    around 45C is much more realistic. 50C are too much for modern chassis. However when needed I crank up the heat inside my hot box to see how the PSU performs. Like in this case that I deliberately exceeded my usual 45C and went to almost 48.
  • g00ey
    The "Power Specifications" table on the second page is wrong. The third line must be "Maximum Watts" and not "Maximum Volts". Moreover, the Wattage calculation for the 3.3V rail is missing (should be 3.3*24 given that the maximum amperage for the 3.3V rail is 24A, this must be verified). The value 120 (W or VA) must be for the 5V rail since 5V*24A=120 VA/W...

    Also note that I'm making a distinction between Watts (W) and Volt-Amperes (VA) although they have the same dimension. The reason is this:

    http://electronicdesign.com/energy/what-s-difference-between-watts-and-volt-amperes

    I hope you do the same.
  • Aris_Mp
    275838 said:
    The "Power Specifications" table on the second page is wrong. The third line must be "Maximum Watts" and not "Maximum Volts". Moreover, the Wattage calculation for the 3.3V rail is missing (should be 3.3*24 given that the maximum amperage for the 3.3V rail is 24A, this must be verified). The value 120 (W or VA) must be for the 5V rail since 5V*24A=120 VA/W... Also note that I'm making a distinction between Watts (W) and Volt-Amperes (VA) although they have the same dimension. The reason is this: http://electronicdesign.com/energy/what-s-difference-between-watts-and-volt-amperes I hope you do the same.
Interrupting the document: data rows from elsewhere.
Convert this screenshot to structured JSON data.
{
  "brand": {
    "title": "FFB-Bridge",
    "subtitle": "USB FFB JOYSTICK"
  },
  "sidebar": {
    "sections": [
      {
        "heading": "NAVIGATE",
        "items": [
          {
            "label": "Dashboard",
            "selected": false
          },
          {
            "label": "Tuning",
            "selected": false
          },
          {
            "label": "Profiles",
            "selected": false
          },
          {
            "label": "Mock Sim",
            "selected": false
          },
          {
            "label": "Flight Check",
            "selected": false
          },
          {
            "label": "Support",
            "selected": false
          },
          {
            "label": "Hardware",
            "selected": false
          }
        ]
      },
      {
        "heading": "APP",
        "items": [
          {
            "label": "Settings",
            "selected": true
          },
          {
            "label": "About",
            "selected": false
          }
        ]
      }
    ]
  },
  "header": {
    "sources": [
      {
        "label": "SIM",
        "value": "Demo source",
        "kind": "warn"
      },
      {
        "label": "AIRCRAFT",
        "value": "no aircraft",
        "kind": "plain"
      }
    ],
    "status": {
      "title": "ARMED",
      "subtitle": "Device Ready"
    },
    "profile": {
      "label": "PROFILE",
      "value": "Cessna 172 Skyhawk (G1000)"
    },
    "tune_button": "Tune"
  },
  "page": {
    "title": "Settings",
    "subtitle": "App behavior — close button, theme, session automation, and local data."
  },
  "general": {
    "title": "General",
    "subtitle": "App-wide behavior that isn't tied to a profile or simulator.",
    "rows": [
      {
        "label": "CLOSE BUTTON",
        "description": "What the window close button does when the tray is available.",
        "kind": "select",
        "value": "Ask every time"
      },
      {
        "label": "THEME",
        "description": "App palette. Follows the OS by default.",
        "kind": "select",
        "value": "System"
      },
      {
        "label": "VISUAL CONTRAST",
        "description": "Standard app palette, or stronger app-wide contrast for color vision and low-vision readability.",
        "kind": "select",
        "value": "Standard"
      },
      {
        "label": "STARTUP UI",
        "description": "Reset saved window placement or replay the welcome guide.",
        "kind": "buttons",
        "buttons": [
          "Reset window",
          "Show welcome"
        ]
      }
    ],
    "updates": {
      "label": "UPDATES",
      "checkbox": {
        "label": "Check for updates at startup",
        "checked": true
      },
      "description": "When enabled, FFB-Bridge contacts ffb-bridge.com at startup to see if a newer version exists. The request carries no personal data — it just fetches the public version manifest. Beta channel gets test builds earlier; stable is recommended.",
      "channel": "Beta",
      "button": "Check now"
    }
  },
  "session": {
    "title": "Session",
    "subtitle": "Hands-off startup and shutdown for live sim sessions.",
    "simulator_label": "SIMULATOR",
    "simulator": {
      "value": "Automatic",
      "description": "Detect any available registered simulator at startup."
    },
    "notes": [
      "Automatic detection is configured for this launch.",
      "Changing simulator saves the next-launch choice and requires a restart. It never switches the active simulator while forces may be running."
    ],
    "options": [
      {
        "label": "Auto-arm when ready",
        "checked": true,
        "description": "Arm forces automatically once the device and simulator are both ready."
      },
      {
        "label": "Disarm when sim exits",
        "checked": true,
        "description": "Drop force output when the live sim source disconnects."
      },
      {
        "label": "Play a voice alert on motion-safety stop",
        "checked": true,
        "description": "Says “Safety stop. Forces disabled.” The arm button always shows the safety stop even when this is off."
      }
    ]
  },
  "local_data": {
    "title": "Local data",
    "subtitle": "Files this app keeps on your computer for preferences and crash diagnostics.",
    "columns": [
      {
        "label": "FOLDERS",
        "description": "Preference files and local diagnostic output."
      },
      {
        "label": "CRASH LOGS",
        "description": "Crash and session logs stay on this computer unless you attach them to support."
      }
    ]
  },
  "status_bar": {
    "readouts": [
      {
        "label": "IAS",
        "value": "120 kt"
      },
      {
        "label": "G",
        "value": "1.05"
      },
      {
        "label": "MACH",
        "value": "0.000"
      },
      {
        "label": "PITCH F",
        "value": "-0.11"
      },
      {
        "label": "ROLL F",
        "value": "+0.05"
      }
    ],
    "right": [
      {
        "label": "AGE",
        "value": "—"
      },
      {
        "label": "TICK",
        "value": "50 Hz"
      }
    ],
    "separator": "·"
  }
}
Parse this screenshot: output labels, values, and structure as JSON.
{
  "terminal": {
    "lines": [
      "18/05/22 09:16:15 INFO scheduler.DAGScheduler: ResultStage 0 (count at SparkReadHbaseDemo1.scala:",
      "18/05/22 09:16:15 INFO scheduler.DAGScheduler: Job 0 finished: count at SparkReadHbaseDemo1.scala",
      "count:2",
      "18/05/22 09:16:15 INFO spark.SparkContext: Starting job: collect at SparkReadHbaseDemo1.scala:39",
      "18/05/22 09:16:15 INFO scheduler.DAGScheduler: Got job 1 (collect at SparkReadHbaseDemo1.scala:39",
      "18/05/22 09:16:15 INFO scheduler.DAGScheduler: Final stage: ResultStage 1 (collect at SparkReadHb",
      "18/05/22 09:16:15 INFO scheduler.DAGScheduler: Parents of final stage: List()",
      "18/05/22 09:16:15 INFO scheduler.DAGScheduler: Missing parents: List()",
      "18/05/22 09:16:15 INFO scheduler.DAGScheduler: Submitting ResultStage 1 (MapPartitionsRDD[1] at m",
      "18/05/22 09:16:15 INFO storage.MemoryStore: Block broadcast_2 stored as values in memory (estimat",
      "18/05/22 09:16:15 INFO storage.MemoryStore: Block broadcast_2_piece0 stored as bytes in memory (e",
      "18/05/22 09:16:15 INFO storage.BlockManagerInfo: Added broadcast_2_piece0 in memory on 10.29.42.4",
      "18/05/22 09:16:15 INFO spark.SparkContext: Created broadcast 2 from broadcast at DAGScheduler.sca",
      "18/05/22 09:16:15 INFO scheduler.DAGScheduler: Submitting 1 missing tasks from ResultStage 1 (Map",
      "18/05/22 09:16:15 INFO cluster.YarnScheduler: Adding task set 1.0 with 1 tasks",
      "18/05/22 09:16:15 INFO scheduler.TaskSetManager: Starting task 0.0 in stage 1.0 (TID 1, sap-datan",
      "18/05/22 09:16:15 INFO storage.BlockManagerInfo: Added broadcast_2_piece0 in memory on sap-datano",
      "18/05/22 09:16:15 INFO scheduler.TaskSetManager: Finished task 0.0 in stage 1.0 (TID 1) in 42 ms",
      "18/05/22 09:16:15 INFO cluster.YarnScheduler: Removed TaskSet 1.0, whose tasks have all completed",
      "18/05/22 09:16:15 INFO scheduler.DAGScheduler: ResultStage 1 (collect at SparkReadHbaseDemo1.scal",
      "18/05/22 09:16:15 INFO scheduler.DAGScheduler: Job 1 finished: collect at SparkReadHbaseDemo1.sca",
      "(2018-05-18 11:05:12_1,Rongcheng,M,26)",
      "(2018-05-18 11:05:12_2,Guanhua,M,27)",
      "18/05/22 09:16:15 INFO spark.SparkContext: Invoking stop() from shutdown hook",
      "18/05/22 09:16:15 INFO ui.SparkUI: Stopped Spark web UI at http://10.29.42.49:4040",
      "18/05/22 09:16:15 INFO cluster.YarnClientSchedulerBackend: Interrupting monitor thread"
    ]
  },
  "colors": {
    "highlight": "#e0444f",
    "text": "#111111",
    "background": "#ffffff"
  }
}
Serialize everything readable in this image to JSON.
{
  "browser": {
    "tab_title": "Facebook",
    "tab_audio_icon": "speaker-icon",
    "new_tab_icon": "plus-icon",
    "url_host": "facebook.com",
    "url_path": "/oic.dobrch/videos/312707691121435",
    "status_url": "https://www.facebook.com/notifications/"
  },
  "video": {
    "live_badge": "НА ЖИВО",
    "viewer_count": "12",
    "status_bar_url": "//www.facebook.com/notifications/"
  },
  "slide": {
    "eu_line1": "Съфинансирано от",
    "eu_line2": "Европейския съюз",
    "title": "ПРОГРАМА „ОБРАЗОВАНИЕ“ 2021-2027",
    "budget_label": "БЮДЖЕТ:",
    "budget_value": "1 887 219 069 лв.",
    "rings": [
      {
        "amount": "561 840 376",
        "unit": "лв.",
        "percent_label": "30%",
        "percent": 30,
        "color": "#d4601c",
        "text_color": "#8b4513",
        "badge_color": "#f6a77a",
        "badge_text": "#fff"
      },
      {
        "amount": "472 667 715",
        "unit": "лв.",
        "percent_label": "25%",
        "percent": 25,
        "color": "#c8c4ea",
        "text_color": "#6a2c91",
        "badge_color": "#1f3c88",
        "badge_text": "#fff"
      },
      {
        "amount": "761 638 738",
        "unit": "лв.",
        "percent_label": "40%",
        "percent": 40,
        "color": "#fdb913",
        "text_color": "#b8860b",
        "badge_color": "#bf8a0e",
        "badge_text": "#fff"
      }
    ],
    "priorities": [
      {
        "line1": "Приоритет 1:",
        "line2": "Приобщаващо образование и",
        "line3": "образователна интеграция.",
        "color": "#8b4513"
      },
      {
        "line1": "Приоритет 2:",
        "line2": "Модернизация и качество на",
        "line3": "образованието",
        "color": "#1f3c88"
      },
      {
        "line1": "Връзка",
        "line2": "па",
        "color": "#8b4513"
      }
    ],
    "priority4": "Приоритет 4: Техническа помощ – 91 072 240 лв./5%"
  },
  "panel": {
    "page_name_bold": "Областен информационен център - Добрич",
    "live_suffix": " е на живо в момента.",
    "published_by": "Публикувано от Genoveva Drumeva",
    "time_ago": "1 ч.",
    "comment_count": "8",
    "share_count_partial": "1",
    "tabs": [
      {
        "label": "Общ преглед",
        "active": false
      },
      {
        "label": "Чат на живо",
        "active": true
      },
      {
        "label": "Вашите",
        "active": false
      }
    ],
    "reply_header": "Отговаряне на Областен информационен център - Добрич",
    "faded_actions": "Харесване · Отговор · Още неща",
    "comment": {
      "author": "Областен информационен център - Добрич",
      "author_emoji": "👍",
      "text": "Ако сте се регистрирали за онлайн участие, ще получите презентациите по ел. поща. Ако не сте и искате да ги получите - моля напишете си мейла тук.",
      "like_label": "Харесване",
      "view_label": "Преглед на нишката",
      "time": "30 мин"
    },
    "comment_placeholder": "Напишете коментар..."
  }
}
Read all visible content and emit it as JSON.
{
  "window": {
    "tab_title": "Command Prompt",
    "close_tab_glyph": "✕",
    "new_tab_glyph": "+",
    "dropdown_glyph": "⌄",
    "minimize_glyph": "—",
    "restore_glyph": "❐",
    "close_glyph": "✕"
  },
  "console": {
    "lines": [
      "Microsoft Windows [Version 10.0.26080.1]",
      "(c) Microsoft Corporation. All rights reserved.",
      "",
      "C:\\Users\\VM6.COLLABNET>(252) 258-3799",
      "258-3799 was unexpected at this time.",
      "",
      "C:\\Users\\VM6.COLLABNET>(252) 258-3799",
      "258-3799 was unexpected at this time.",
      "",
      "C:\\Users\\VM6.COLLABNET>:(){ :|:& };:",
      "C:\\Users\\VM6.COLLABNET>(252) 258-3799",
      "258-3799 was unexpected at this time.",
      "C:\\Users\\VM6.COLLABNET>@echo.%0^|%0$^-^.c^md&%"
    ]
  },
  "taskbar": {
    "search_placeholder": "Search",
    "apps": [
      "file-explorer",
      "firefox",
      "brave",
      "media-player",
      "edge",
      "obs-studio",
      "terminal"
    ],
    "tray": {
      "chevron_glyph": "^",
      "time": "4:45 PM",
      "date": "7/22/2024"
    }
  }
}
    The max power is the combined max power that both rails can deliver. Hence while each rail can go up to 24 A both of them can deliver only up to 120 W (combined). This means that either the 5V rail can go up to 120 W alone (so zero W for the 3.3V one) or the 3.3V rail can go up to 24 A and the 5V at 8.16 A.

    In DC we use Watts. VA is for AC. In DC Watts = VA

    As for the max voltage yeap this will be fixed.